“We can’t afford to be short-sighted by simply cutting spending first and asking questions later,” Costa said in the release. “One of my biggest concerns with this proposal is the possibility that it merely results in a tax shift, which may lead to higher property taxes to pay for basic education cuts. Working families are hit hard, and big business gets a free pass.”
While school districts across the state are preparing for the possibility of these cuts, Corbett called for no taxing of the extraction of natural gas from Marcellus shale areas in an effort to "make Pennsylvania the hub of this [natural-gas] boom."
Woodland Hills School Board Member Robert Tomasic said the cuts would impact the number of students in classrooms, the selection of courses and more.
“They talk about investment in the children for the future and they cut off the money,” Tomasic said. “This area used to give a lot of money to the state through Westinghouse and the mills and now we are sitting here, lost most of the mills and the governor from western Pennsylvania says he is cutting off the money here.”
Tomasic said that while the school district has some communities that “can’t even keep the street lights on” because of a struggling economy, he feels the governor has forgotten the contributions the region has made to the state. He also said he is concerned about the call to hold the line on salaries, in addition to the fact that the district’s taxpayers cannot afford an increase.

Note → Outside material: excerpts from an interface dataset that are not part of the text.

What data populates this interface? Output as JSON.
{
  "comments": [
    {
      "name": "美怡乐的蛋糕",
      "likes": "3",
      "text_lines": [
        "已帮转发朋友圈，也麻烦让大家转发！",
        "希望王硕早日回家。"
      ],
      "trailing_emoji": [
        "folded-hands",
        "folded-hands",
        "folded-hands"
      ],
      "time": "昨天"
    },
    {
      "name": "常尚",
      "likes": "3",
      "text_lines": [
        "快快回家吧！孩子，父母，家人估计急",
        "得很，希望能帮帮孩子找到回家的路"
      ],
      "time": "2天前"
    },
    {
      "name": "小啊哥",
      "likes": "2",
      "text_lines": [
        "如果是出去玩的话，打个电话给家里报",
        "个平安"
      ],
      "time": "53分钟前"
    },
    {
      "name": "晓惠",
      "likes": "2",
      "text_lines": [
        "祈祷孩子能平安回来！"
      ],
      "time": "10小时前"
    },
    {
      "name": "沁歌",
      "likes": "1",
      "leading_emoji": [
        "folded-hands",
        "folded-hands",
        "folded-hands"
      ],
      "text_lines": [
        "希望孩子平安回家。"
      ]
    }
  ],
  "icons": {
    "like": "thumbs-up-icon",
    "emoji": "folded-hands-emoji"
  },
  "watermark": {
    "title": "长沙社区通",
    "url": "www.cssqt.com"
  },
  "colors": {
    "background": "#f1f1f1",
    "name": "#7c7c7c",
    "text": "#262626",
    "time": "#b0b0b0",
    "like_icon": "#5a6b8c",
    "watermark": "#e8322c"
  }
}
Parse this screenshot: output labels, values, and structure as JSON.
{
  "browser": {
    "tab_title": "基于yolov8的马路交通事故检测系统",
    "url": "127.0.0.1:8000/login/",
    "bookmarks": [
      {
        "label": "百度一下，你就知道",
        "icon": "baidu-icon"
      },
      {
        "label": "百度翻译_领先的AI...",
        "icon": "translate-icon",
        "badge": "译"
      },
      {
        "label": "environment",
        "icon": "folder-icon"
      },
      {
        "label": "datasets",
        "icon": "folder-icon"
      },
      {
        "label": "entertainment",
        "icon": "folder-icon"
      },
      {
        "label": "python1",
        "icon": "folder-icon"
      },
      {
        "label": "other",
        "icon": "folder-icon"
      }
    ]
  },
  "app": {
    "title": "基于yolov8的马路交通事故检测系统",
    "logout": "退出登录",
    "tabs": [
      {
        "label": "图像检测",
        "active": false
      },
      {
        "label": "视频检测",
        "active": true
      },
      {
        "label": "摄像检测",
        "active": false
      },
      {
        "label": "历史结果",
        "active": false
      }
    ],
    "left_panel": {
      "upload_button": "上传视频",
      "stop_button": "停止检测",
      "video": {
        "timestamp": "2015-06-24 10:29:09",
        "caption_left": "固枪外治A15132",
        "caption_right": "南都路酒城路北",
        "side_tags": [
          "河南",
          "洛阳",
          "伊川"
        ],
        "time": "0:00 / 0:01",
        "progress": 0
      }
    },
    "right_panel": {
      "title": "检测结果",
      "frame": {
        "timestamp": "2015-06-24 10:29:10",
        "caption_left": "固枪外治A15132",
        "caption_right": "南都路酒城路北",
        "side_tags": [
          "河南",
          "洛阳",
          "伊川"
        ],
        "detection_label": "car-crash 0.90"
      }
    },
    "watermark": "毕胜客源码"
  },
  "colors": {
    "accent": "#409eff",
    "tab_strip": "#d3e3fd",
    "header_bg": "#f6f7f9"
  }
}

“Economically, school districts cannot cut back on teachers unless you have a loss of enrollment,” Tomasic said. “We can’t raise taxes because of the impact on seniors and industry that will definitely move out if we do that. There will be more of an exodus of companies.”
He reiterated that students themselves will see their educations impacted, though the details right now are unclear.
“Students will definitely suffer as we sacrifice,” Tomasic said. “I’m disappointed that the governor would step in at this time when the economy is in such bad shape. I can’t believe he did this.”